I’m writing this because a lot of people equate travel with vacation, or vagabonds, or broke backpackers (none of which are a bad thing, by the way), rather than something you can actually do while running a lucrative business.
The impression is that, if you are traveling, you are not working.
And it couldn’t be further from the truth.
Not only do I frequently travel to new cities and countries without taking myself off the clock, but I just returned to the United States after backpacking and living from couch to couch for 2 months. I’ve been enjoying the sites – sure – but I’ve also been putting hours into my business and blog, using travel as my inspiration to:
- Sign 3 new contracts
- Acquire 4 positive testimonials
- Generate 2 leads for international clients
- Pen a chapter as a guest author in a book (to be released Jan. 1)
- Guest write 2 blog posts
- Book a spot on 2 different podcasts/radio shows – Devon the Healthy Traveler, an iTunes New and Noteworthy travel show, and Real Talk San Diego, an ESPN channel
- Attend the World Travel Markets, where I pitched my blog to travel professionals from around the globe
All this while traveling to 7 different countries – not including the 2 hours I was unwittingly getting my driver and I lost in Germany (we were supposed to be in Austria).
I believe very strongly that injecting a little upset into your regular work schedule can wield some amazing results. And yes – you can use travel to boost your business, whether you are a kitchen-table solopreneur or a bricks and mortar shop owner.
Here’s a few ideas:
- Work from home once a week
- Move your desk or entire office to a coworking space
- Work in your company’s partner office for a week
- Harness the power of the internet – by putting one post about my travels to London on LinkedIn, I was invited to work in a friend of a friend’s office for 2 weeks
- Travel to a different city for a conference or event, where you can explore on your down time and get valuable advice tailored for your industry
- Take a working vacation – rather than spending one week only relaxing, expand it to 2 or 3 weeks and work on some of those projects you’ve been putting off for some time
- Have your team attend a retreat
- Find an interesting new coffee shop to work from
But why go through these efforts? You are doing just fine in your own office, thank you very much. Because, getting off the clock inspires you to be happier, more productive and hone in on what really matters.
Other companies are doing this, too, focusing on the output, not the hours put in. Buffer and The CMO Club don’t even have corporate offices, while ad agencies and other companies like Truebox, SXSW, About and Hudl all have remote team members.

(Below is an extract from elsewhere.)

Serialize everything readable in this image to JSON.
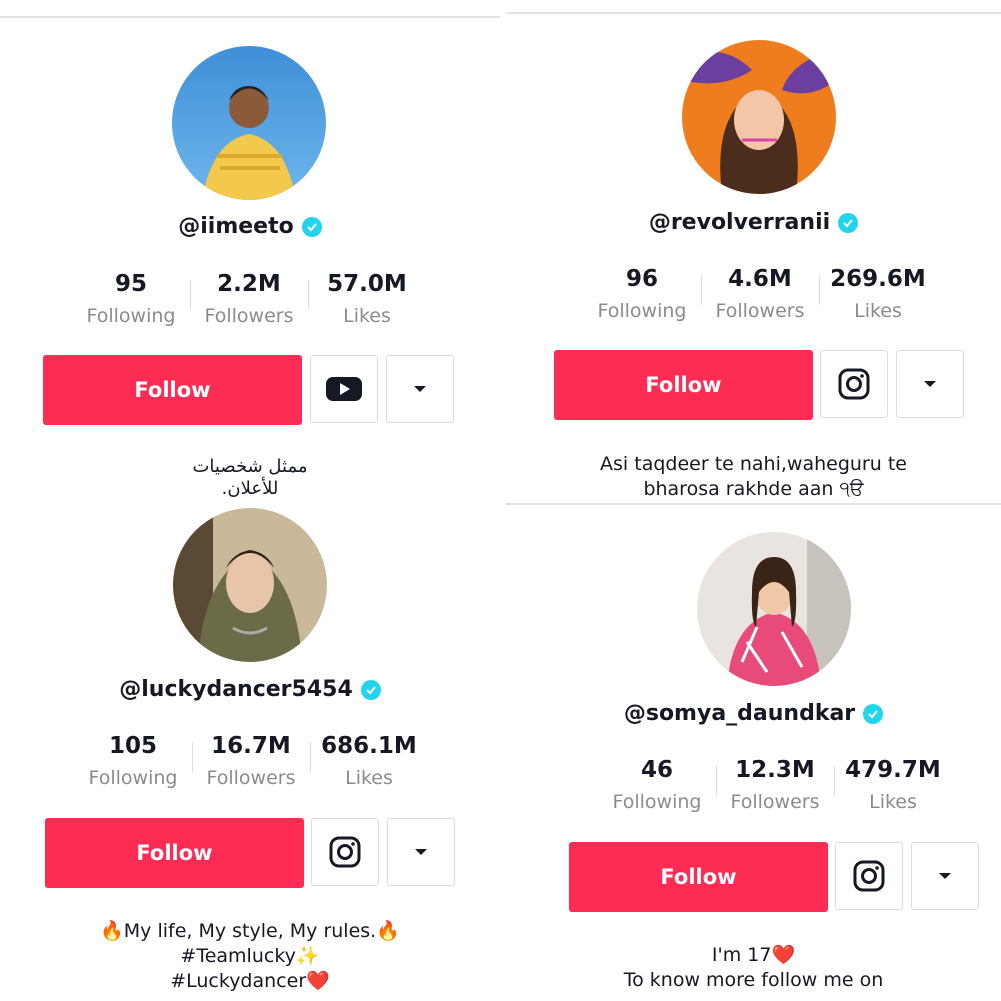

They get it, and I hope you do now, too.
For my tips on working remotely, read my post on 3 ways to Harness the Creativity of Travel to Boost your Business.